I've been fascinated by methane digesters for a very long time. There was even a point when I was, kind of, obsessed with them. In fact, I think in the kind of society in which we live, where we generate so much waste, that a methane digester is the BEST way to generate electricity. The fact is that using waste to make methane gas to boil water to run a turbine to make electricity is infinitely more efficient (methane is comparable to natural gas in the way that it can be used and burned) than any fossil fuels.
Methane is highly explosive and requires careful handling, and it smells horrible, but in a society with the millions of people we have who are generating so much waste, it just makes sense that we start closing that loop and start looking for ways to use those things that are, at the moment, just considered waste. In some cultures, there is no such thing as waste. Everything has a purpose. We'd really be doing ourselves a favor to adopt that attitude.

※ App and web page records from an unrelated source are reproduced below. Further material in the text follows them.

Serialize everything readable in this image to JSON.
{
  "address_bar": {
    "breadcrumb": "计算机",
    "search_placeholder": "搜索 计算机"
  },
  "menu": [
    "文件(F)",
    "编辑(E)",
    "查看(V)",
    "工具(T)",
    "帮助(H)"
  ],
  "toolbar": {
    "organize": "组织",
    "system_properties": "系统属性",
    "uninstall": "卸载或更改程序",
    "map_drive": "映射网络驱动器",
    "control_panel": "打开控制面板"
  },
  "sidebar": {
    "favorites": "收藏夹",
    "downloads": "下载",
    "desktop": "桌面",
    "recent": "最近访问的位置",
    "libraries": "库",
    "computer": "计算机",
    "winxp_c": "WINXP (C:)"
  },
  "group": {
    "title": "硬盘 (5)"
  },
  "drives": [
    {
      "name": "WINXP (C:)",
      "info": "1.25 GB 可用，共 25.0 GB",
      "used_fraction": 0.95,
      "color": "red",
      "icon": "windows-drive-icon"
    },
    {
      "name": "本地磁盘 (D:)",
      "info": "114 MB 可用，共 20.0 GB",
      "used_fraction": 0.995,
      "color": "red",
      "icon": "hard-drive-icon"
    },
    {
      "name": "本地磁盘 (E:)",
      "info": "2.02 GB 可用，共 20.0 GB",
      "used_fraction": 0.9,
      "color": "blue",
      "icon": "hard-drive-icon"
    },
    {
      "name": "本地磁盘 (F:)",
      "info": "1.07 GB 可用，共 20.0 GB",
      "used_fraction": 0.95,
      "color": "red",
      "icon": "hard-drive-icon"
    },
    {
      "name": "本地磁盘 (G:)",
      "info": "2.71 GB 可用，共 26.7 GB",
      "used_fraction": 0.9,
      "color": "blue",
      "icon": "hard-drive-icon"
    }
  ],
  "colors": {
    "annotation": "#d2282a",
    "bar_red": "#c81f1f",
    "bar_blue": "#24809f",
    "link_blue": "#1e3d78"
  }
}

In New York City, a waste treatment facility is experimenting with providing electricity for homes using a methane digester. Area restaurants will be providing food scraps. It's a win/win for everyone. They're reducing the amount of food waste that ends up in landfills, reducing their dependence on unsustainable sources of electricity, and the end result of the process is, actually, compost, which could be used by urban gardeners to grow food ... that is served in the area restaurants ... that give their food wastes to the treatment facility ... that produces electricity ....
There are so very few examples of a truly closed-loop system in our society of consumerism and wanton waste. This one ... this one makes me smile.
**Edited to add: Little Homestead in Boise posted a comment about a Chinese family with a residential-sized methane digester, and in the years I've been looking at these, I've found a lot of examples of the same thing - here in the US. Several years ago, I actually found a company in India that was making residential-sized digesters (not sure what happened to them).
It is definitely time to start looking more seriously at this kind of thing for use in the developing world. I mean, just because we (think we) have access to unlimited cheap resources is no reason to use them with abandon. Even when my chickens are laying like crazy, I don't waste eggs. In fact, I freeze eggs to use later when the chickens aren't being so generous.